Go through the data below and gather each line containing "name".

BEGIN Input for this task

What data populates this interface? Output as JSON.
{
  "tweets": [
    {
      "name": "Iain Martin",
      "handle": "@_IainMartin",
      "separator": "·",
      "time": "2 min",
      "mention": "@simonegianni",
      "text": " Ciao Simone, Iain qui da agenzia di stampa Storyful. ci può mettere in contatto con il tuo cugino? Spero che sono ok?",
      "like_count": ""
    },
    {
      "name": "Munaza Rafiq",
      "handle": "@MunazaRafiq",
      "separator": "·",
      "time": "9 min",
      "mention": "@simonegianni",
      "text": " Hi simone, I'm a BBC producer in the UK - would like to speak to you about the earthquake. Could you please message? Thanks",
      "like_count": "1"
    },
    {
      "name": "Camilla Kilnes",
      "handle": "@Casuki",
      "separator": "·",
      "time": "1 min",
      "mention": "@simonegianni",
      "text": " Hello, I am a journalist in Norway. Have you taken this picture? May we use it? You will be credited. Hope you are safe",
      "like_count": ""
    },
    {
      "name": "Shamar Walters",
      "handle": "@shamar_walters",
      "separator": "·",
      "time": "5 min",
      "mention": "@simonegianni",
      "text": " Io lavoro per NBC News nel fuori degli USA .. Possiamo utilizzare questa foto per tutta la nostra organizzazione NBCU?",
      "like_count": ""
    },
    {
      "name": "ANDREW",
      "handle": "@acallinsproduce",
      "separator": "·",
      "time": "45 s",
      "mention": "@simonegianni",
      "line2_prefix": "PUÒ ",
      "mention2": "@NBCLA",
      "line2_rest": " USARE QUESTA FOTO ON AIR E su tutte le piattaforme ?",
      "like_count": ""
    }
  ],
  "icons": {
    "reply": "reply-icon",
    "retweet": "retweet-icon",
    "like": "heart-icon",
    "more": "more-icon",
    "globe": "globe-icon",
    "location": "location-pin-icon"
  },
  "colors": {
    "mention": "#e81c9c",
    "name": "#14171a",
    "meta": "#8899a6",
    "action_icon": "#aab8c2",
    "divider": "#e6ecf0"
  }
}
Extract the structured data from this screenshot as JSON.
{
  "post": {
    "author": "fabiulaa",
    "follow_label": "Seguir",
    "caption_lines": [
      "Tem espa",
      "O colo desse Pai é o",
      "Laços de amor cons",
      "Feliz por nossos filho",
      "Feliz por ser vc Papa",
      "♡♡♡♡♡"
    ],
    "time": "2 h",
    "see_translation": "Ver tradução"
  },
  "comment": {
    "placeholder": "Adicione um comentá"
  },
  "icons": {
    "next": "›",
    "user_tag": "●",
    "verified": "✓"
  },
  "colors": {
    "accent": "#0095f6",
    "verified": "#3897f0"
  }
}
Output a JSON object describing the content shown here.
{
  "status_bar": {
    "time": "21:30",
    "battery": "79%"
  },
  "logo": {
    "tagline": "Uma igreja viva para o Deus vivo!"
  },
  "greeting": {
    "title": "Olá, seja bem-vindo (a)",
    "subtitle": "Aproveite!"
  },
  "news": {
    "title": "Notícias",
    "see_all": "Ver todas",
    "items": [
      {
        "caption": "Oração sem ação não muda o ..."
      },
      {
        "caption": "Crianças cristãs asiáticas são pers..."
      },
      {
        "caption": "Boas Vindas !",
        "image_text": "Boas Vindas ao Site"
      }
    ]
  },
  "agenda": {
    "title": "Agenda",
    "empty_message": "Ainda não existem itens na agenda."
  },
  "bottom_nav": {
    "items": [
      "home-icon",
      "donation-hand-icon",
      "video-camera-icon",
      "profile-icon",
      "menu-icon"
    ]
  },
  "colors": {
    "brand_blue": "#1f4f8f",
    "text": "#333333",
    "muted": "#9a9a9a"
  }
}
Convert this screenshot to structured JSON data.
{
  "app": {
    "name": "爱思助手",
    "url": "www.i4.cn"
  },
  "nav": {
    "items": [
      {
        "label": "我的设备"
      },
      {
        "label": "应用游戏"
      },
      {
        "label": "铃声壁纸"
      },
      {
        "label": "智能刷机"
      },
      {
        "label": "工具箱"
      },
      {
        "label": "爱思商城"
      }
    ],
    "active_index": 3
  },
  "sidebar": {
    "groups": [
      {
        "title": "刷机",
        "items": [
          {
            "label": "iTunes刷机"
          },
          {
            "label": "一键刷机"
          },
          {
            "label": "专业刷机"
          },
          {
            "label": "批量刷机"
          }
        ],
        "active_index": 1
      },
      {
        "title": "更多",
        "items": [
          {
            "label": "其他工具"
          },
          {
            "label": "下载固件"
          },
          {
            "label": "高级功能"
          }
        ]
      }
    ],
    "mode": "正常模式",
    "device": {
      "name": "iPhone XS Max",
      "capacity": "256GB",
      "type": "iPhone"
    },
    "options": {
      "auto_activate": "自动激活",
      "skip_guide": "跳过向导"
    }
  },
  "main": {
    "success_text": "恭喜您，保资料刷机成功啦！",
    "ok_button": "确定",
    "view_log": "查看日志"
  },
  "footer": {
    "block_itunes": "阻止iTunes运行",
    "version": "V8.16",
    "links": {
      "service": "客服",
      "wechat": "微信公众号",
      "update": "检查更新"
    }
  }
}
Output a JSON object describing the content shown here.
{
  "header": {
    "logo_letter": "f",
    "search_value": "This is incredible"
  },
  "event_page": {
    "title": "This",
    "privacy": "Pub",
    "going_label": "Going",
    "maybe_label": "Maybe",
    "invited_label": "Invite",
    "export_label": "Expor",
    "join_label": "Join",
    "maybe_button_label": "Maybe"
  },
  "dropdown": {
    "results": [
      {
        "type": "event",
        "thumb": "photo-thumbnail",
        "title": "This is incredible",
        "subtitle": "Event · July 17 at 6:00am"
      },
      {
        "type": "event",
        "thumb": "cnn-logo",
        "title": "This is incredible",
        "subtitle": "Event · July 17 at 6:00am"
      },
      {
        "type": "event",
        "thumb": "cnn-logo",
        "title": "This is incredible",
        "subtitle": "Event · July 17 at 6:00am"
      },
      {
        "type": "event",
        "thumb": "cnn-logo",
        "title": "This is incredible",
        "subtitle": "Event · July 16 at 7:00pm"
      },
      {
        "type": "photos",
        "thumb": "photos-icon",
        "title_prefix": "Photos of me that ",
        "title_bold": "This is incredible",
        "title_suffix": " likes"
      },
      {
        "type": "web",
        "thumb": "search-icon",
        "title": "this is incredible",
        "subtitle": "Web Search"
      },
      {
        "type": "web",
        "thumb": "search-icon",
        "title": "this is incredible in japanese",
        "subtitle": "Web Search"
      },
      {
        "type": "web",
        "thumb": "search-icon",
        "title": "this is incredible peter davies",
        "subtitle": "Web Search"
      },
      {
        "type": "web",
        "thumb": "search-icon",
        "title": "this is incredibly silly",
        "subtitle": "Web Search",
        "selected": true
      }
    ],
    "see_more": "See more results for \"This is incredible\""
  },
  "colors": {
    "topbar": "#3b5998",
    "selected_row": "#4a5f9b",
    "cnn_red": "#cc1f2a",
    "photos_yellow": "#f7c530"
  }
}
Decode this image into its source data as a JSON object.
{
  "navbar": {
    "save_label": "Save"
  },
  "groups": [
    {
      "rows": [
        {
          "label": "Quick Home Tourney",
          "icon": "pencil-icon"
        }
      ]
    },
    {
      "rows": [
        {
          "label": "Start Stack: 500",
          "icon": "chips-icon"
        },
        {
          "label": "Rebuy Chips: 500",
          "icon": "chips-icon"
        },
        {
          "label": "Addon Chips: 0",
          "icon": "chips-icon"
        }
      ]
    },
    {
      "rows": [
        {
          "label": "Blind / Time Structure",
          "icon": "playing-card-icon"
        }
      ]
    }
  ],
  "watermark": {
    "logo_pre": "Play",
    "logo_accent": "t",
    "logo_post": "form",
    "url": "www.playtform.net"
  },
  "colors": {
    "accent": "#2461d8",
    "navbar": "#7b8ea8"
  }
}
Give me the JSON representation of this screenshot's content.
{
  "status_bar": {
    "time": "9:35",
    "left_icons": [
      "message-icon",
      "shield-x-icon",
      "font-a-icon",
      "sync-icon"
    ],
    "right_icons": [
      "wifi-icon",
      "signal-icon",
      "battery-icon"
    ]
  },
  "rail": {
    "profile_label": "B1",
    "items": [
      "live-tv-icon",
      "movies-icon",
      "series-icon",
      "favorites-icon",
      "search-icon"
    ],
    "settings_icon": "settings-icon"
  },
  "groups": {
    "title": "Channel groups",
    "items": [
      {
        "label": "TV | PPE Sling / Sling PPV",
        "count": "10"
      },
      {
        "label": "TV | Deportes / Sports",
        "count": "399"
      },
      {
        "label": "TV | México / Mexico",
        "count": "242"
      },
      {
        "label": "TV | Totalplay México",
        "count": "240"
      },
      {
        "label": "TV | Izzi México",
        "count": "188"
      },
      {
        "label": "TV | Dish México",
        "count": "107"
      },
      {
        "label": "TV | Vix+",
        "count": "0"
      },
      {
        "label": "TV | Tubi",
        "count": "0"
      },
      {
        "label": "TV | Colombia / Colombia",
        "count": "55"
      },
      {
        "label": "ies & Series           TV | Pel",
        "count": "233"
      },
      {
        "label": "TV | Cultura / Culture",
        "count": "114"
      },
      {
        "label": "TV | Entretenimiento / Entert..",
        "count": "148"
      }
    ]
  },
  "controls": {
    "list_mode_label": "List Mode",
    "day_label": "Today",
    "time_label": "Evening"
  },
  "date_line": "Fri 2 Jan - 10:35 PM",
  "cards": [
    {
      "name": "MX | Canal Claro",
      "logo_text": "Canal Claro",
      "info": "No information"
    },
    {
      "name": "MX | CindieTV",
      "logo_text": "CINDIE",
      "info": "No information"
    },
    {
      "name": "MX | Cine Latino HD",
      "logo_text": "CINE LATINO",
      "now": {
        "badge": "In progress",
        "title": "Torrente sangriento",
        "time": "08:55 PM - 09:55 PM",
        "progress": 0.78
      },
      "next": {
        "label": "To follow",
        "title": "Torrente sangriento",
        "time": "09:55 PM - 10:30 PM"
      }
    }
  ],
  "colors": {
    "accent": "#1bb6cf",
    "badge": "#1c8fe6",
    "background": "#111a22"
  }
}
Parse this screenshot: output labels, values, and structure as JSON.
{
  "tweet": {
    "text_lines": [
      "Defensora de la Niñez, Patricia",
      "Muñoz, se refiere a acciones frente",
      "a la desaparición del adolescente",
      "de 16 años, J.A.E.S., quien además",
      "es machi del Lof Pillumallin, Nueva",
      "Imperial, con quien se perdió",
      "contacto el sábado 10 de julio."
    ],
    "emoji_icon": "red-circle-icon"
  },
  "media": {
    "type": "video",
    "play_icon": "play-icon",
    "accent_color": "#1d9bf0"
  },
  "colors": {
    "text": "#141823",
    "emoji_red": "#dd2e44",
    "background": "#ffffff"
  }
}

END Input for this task

Reply to the exercise
      "name": "Iain Martin",
      "name": "Munaza Rafiq",
      "name": "Camilla Kilnes",
      "name": "Shamar Walters",
      "name": "ANDREW",
    "name": "#14171a",
    "name": "爱思助手",
      "name": "iPhone XS Max",
      "name": "MX | Canal Claro",
      "name": "MX | CindieTV",
      "name": "MX | Cine Latino HD",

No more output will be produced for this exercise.